EU leaders should start debating the next multi-annual budget as soon as possible because the talks will be more complex than ever and may produce legal disputes that will force the union to revert to an interim budget in 2020, a senior adviser to Commissioner Günther Oettinger told EURACTIV.com.
Ivailo Kalfin, a former Bulgarian minister and MEP, who was a member of the Monti group on the future EU budget, also said that proposals to condition disbursement of EU funds on compliance with basic political criteria would be hard to implement properly, just like any attempts to have a eurozone finance minister and budget any time soon.
Stressing that he was speaking in his private capacity, Kalfin said that the main problems facing the EU’s budget were how to calculate the UK contributions, which will be absent from 2020, and reconcile the lower revenues with higher expenditure, particularly for migration and defence.
The EU should therefore abandon its usual practice of agreeing the budget among EU leaders behind closed doors at the very last moment, he said, because the plan to reach a budget agreement by the end of this mandate is already “very ambitious”.
“This time it is different because of the fact the UK is going to leave, it’s a fact you’re not going to have enough funds. You have the clearly formulated ambitions for defence, for migration, and they have to be there… So inevitably there should be changes, they cannot do business as usual, you discuss, you clash, and then in the end, you adopt something that is very similar to the previous one.”
“The question there is whether they will have the incentive to solve this issue before the end of this European legislature or not. If they don’t agree, it would mean in 2020 the EU is going to enter without the multiannual budget, which means on the basis of the current budgetary agreements”.
Kalfin is convinced the EU needs a “much higher” European budget, but that will require an agreement on own resources – the EU’s own revenues, mostly customs and VAT – but he said the proposed level of 1.1% of EU GDP would be “a good step ahead”.
He said it was not clear whether contributions of the UK, which is scheduled to leave the bloc after March 2019, are to be deducted from budget calculations, and whether their rebates should be excluded or not.
“And here we give plenty of food for the lawyers, which is always a very bad idea in the European institutions.
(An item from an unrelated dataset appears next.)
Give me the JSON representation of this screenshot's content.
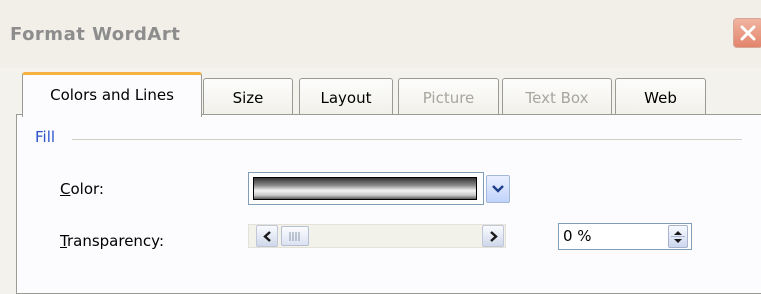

That would open not a political but a legal fight, which is going to be very detrimental to the EU. And it’s going to take time… It is the perfect way to make the EU even less attractive.”
Conditionality remains difficult
Commenting on initiatives to use the EU budget to punish ‘rebel’ countries like Poland for failing to comply with basic democratic standards, like the rule of law, Kalfin said the “will is there but the instruments are not very clear, what exactly could be done so that it falls within the Treaty”.
One option is to further enlarge and sophisticate the current ‘conditionality’, whereby a member state is given a list of shortcomings to improve on, and is then under review before funds are disbursed.
“That (expanding the conditionality) is quite weak because it requires the agreement of the member states. Secondly, the problem is you cannot affect all the funds with this. You can affect only the national envelopes, you cannot touch direct payments. So what is there is the cohesion, European social fund, rural development funds”.
But, he cautioned, there is strong opposition to that “because regions will tell you ‘are we to be punished because the central government is doing I don’t know what?’. And there is no way out of this mechanism.”
Eurozone reform – a tall order
As for the ambitious plans for a reform and deepening of the eurozone, mostly advocated by French President Emmanuel Macron, Kalfin said many of those ideas were “overambitious” because economically they are going in the right direction but are politically unrealistic.
“There is actually no need for a separate eurozone budget. It would be enough to have a single line in the current budget, a pro memoria line with no money, which will be used for the eurozone members hit by a crisis. Then there should be a mechanism for how to fill the line with money but you don’t need to keep some funds there”.
Having a finance minister for the eurozone, he said, “is not doable”.
“You have the leader of the eurozone but he cannot decide on behalf of the national governments how they are going to spend their budget. It’s more like an economic than a finance minister… It will be rather somebody to follow the macroeconomic situation in the member states and trigger the safeguard mechanisms when needed.”
The proper course, according to Kalfin, is first to ensure the EU has a substantial budget.
“Then it makes sense to speak about a finance minister to manage it, but this is the distant future.”